══ Records supplied
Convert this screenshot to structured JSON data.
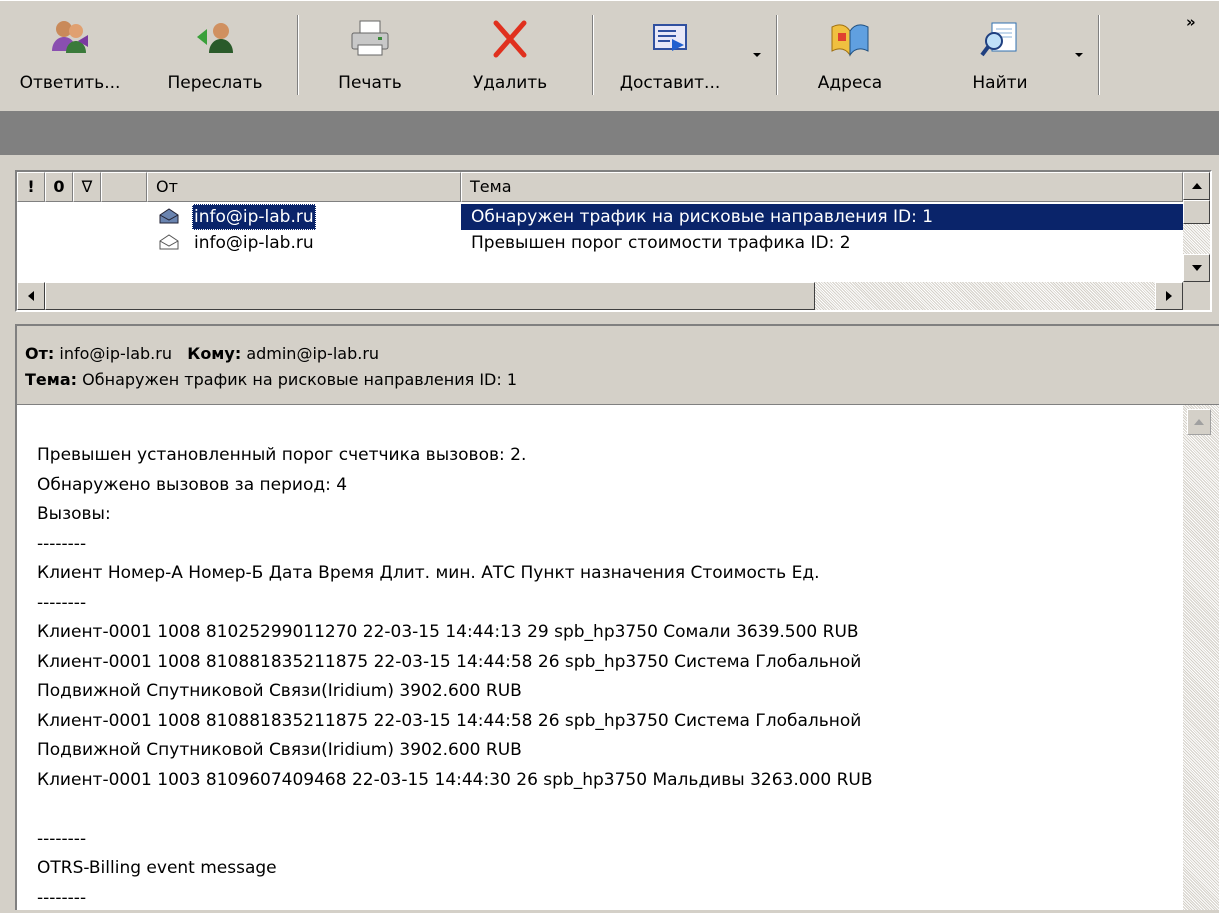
{
  "toolbar": {
    "reply": "Ответить...",
    "forward": "Переслать",
    "print": "Печать",
    "delete": "Удалить",
    "deliver": "Доставит...",
    "addresses": "Адреса",
    "find": "Найти",
    "overflow": "»"
  },
  "list": {
    "headers": {
      "priority": "!",
      "attachment": "0",
      "flag": "∇",
      "from": "От",
      "subject": "Тема"
    },
    "rows": [
      {
        "from": "info@ip-lab.ru",
        "subject": "Обнаружен трафик на рисковые направления ID: 1",
        "selected": true
      },
      {
        "from": "info@ip-lab.ru",
        "subject": "Превышен порог стоимости трафика ID: 2",
        "selected": false
      }
    ]
  },
  "preview": {
    "from_label": "От:",
    "from": "info@ip-lab.ru",
    "to_label": "Кому:",
    "to": "admin@ip-lab.ru",
    "subject_label": "Тема:",
    "subject": "Обнаружен трафик на рисковые направления ID: 1",
    "body": "Превышен установленный порог счетчика вызовов: 2.\nОбнаружено вызовов за период: 4\nВызовы:\n--------\nКлиент Номер-А Номер-Б Дата Время Длит. мин. АТС Пункт назначения Стоимость Ед.\n--------\nКлиент-0001 1008 81025299011270 22-03-15 14:44:13 29 spb_hp3750 Сомали 3639.500 RUB\nКлиент-0001 1008 810881835211875 22-03-15 14:44:58 26 spb_hp3750 Система Глобальной\nПодвижной Спутниковой Связи(Iridium) 3902.600 RUB\nКлиент-0001 1008 810881835211875 22-03-15 14:44:58 26 spb_hp3750 Система Глобальной\nПодвижной Спутниковой Связи(Iridium) 3902.600 RUB\nКлиент-0001 1003 8109607409468 22-03-15 14:44:30 26 spb_hp3750 Мальдивы 3263.000 RUB\n\n--------\nOTRS-Billing event message\n--------"
  },
  "colors": {
    "selection": "#0a246a",
    "chrome": "#d4d0c8",
    "gray_bar": "#808080"
  }
}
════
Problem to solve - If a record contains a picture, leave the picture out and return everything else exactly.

Exercise result -
Convert this screenshot to structured JSON data.
{
  "toolbar": {
    "reply": "Ответить...",
    "forward": "Переслать",
    "print": "Печать",
    "delete": "Удалить",
    "deliver": "Доставит...",
    "addresses": "Адреса",
    "find": "Найти",
    "overflow": "»"
  },
  "list": {
    "headers": {
      "priority": "!",
      "attachment": "0",
      "flag": "∇",
      "from": "От",
      "subject": "Тема"
    },
    "rows": [
      {
        "from": "info@ip-lab.ru",
        "subject": "Обнаружен трафик на рисковые направления ID: 1",
        "selected": true
      },
      {
        "from": "info@ip-lab.ru",
        "subject": "Превышен порог стоимости трафика ID: 2",
        "selected": false
      }
    ]
  },
  "preview": {
    "from_label": "От:",
    "from": "info@ip-lab.ru",
    "to_label": "Кому:",
    "to": "admin@ip-lab.ru",
    "subject_label": "Тема:",
    "subject": "Обнаружен трафик на рисковые направления ID: 1",
    "body": "Превышен установленный порог счетчика вызовов: 2.\nОбнаружено вызовов за период: 4\nВызовы:\n--------\nКлиент Номер-А Номер-Б Дата Время Длит. мин. АТС Пункт назначения Стоимость Ед.\n--------\nКлиент-0001 1008 81025299011270 22-03-15 14:44:13 29 spb_hp3750 Сомали 3639.500 RUB\nКлиент-0001 1008 810881835211875 22-03-15 14:44:58 26 spb_hp3750 Система Глобальной\nПодвижной Спутниковой Связи(Iridium) 3902.600 RUB\nКлиент-0001 1008 810881835211875 22-03-15 14:44:58 26 spb_hp3750 Система Глобальной\nПодвижной Спутниковой Связи(Iridium) 3902.600 RUB\nКлиент-0001 1003 8109607409468 22-03-15 14:44:30 26 spb_hp3750 Мальдивы 3263.000 RUB\n\n--------\nOTRS-Billing event message\n--------"
  },
  "colors": {
    "selection": "#0a246a",
    "chrome": "#d4d0c8",
    "gray_bar": "#808080"
  }
}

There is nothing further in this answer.